Question from SingTeach: If your school has an opportunity to omit testing and examinations, how can assessment (not testing) be practiced in ways that are useful and effective? Share your idea(s).
The opportunity to omit testing and examinations landed in our laps in September 2018 when Minister Ong announced, at the Schools Work Plan Seminar, the immediate removal of weighted assessments at lower primary and specific levels. Not a decision of our choosing, the announcement naturally caught many primary schools off-guard. The specificity of the policy demands that schools re-examine our assessment design. This creates an opportunity us to return to the original intent of assessment as spelled out in the PERI recommendations:
“the school-based assessment system should be balanced to place greater emphasis on skills development and to provide constructive feedback which enables more meaningful learning in support of both academic and non-academic aspects of a pupil’s development …” (Ministry of Education, 2009, p. 35)
Besides being balanced between formative and summative purposes, the assessment plan must be coherent, allowing students to link their learning from one episode of assessment to the next to form a deeper and more integrated understanding (Tay, 2017). The plan should include the assessment activities that facilitate the progression of skills in a continuum, eventually leading to the high stakes national examinations at the end of their primary education.
Patchwork Assessment can offer a framework to primary schools to guide coherent assessment design. Patchwork Assessment “entails a series of tasks for students to complete over a period of time and culminates in a final task that requires them to synthesize what they had learned in the previous tasks” (Tan & Chong, 2011). Patchwork Assessment essentially is “a form of assessment for learning, since the series of patches requires students to accumulate knowledge, adding new knowledge or perspective in each patch, as they head towards an integrated and comprehensive understanding of a topic” (Trevelyan & Wilson, 2011).
Patchwork Assessment offers the following benefits to students’ learning:
- Focus on subject mastery: Pacing the learning of students over a time span reduces the stress caused by one-off summative assessments, allowing them to focus more on mastery of the subjects rather than one-off assessment performance in the learning process.
- Deep learning: Quality feedback is given throughout the assessment process to facilitate and prompt students to think of ways to close the gap between their current and the expected standards of learning.

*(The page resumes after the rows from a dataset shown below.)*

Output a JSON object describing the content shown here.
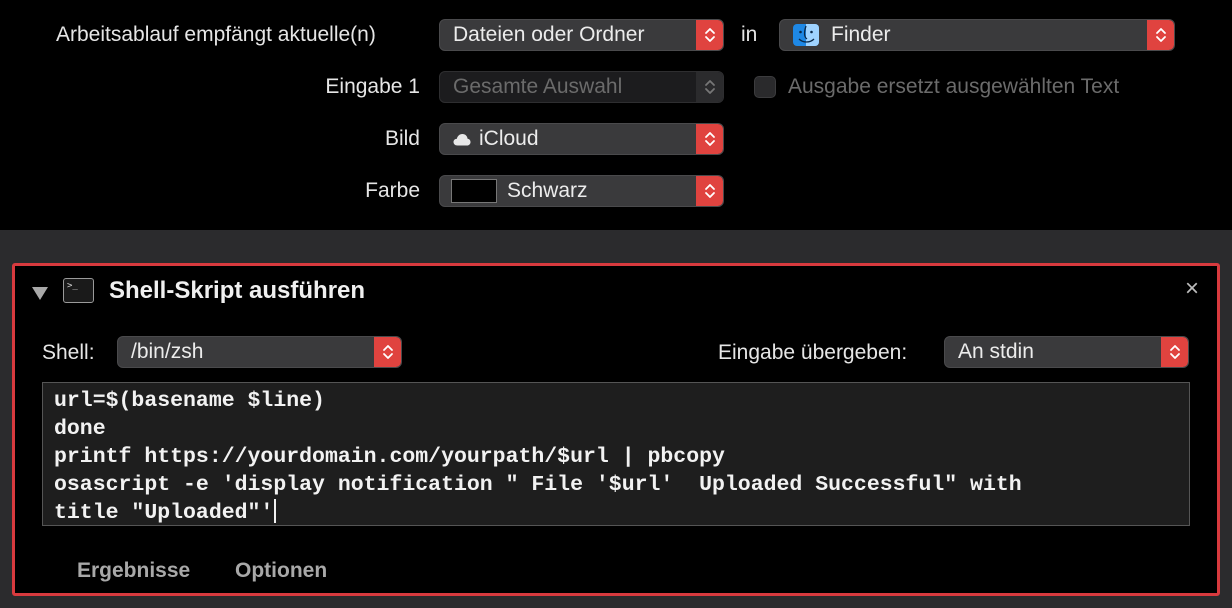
{
  "workflow": {
    "receives_label": "Arbeitsablauf empfängt aktuelle(n)",
    "receives_value": "Dateien oder Ordner",
    "in_label": "in",
    "app_value": "Finder",
    "input_label": "Eingabe 1",
    "input_value": "Gesamte Auswahl",
    "replace_label": "Ausgabe ersetzt ausgewählten Text",
    "replace_checked": false,
    "image_label": "Bild",
    "image_value": "iCloud",
    "color_label": "Farbe",
    "color_value": "Schwarz",
    "color_swatch": "#000000"
  },
  "action": {
    "title": "Shell-Skript ausführen",
    "close_glyph": "×",
    "shell_label": "Shell:",
    "shell_value": "/bin/zsh",
    "pass_input_label": "Eingabe übergeben:",
    "pass_input_value": "An stdin",
    "script_lines": [
      "url=$(basename $line)",
      "done",
      "printf https://yourdomain.com/yourpath/$url | pbcopy",
      "osascript -e 'display notification \" File '$url'  Uploaded Successful\" with",
      "title \"Uploaded\"'"
    ],
    "tabs": [
      "Ergebnisse",
      "Optionen"
    ],
    "highlight_color": "#d83a3e"
  },
  "colors": {
    "stepper_accent": "#e0433f",
    "background": "#000000",
    "panel_band": "#2b2b2d"
  },
  "icons": [
    "finder-icon",
    "icloud-icon",
    "terminal-icon",
    "disclosure-triangle-icon",
    "close-icon",
    "stepper-icon"
  ]
}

Students’ learning then becomes not just the mere acquisition of surface knowledge, but they engage in higher level cognitive activities like meaning construction and negotiating multiple perspectives.
- Integrated understanding of a topic: Learning can be seen as a continuum, as opposed to the traditional segmented approach. Students are encouraged to understand and appreciate the connections of the subject syllabus outcomes and see how learning of different subjects can support each other.

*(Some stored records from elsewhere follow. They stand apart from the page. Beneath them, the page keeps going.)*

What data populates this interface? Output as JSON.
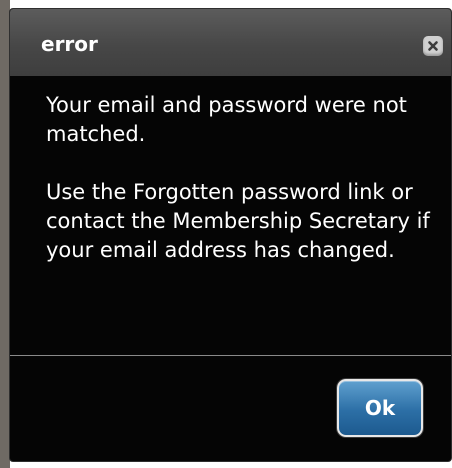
{
  "dialog": {
    "title": "error",
    "close_icon": "close-icon",
    "message_line_1": "Your email and password were not matched.",
    "message_line_2": "Use the Forgotten password link or contact the Membership Secretary if your email address has changed.",
    "ok_label": "Ok"
  },
  "colors": {
    "dialog_background": "#050505",
    "titlebar": "#4a4a4a",
    "button_accent": "#2c6fa6"
  }
}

- Metacognitive self-reflection: Peer and self-assessment practices are prevalent in a Patchwork Assessment. These processes help elevate students’ role in the assessment process, building the skills to think about their own learning and become self-regulated learners in the future.
To implement Patchwork Assessment, schools might want to consider the following:

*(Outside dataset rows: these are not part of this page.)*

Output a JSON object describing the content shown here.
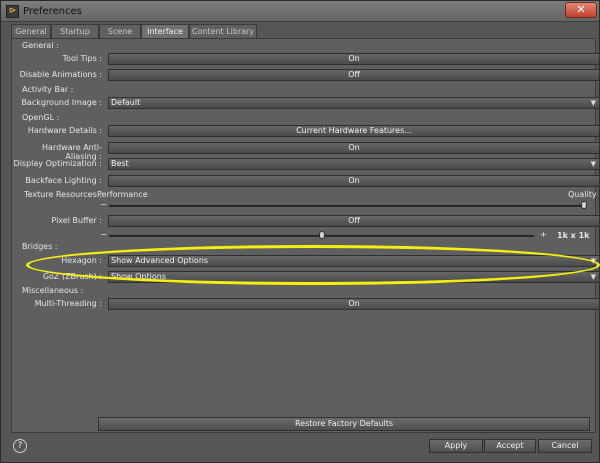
{
  "window": {
    "title": "Preferences",
    "close_icon": "✕",
    "app_icon": "⊳"
  },
  "tabs": [
    {
      "label": "General"
    },
    {
      "label": "Startup"
    },
    {
      "label": "Scene"
    },
    {
      "label": "Interface"
    },
    {
      "label": "Content Library"
    }
  ],
  "sections": {
    "general": "General :",
    "activity": "Activity Bar :",
    "opengl": "OpenGL :",
    "bridges": "Bridges :",
    "misc": "Miscellaneous :"
  },
  "rows": {
    "tooltips": {
      "label": "Tool Tips :",
      "value": "On"
    },
    "disable_anim": {
      "label": "Disable Animations :",
      "value": "Off"
    },
    "bg_image": {
      "label": "Background Image :",
      "value": "Default"
    },
    "hw_details": {
      "label": "Hardware Details :",
      "value": "Current Hardware Features..."
    },
    "hw_aa": {
      "label": "Hardware Anti-Aliasing :",
      "value": "On"
    },
    "display_opt": {
      "label": "Display Optimization :",
      "value": "Best"
    },
    "backface": {
      "label": "Backface Lighting :",
      "value": "On"
    },
    "texture": {
      "label": "Texture Resources :",
      "left": "Performance",
      "right": "Quality",
      "level": 0.995
    },
    "pixel_buffer": {
      "label": "Pixel Buffer :",
      "value": "Off",
      "level": 0.5,
      "size": "1k x 1k"
    },
    "hexagon": {
      "label": "Hexagon :",
      "value": "Show Advanced Options"
    },
    "goz": {
      "label": "GoZ (ZBrush) :",
      "value": "Show Options"
    },
    "multithreading": {
      "label": "Multi-Threading :",
      "value": "On"
    }
  },
  "buttons": {
    "restore": "Restore Factory Defaults",
    "apply": "Apply",
    "accept": "Accept",
    "cancel": "Cancel",
    "help": "?"
  },
  "colors": {
    "highlight": "#f3ef12"
  }
}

- It will be useful if teachers are competent in executing different formative assessment techniques to elicit evidences of learning. This will help cater to the different learning needs of the students and sustain students’ interest throughout the process of the Patchwork Assessment.
- The effectiveness of the Patchwork Assessment depends heavily on the quality of feedback given. Feedback supports students’ independent learning and prompts forward action to the next level of learning. Teachers must be the experts at providing feedback, at the same time guide students to give effective feedback to peers and self.
- Schools can consider adopting the SOLO taxonomy or Bloom’s taxonomy to progressively structure the student learning outcomes in a Patchwork Assessment. This will facilitate the linear acquisition of knowledge and skills in increasing complexity.
Ultimately, for any assessment reform to be successful, it must always be predicated by teachers’ sound assessment beliefs that will drive effective assessment practices. School leaders and middle managers must also adopt an open mind-set to embrace the ever-changing contexts and demands, seeing them as opportunities to re-examine our long-held practices, renew our own beliefs and reinvent our craft.
Ultimately, for any assessment reform to be successful, it must always be predicated by teachers’ sound assessment beliefs that will drive effective assessment practices.
Ministry of Education. (2009, March). Report of the Primary Education Review and Implementation PERI Committee. Retrieved from https://planipolis.iiep.unesco.org/en/2009/report-primary-education-review-and-implementation-peri-committee-5141
Tan, K., & Chong, S. (2011). Synthesis of Learning in the Patchwork Text – Patchwork Assessment or Patched Work Assessment? In J. Hassaskhah, Educational Theory (pp. 1–12). Nova Science Publishers, Inc.
Tay, H. (2017). The Role of Heads of Departments in Assessments. In K. H. Tan, M. A. Heng, & C. Ratnam-Lim, Curriculum Leadership by Middle Leaders: Theory, Design and Practice (pp. 73–87). New York: Routledge.
Trevelyan, R., & Wilson, A. (2011). Using patchwork texts in assessment: clarifying and categorising choices in their use. Assessment & Evaluation in Higher Education, 1–12.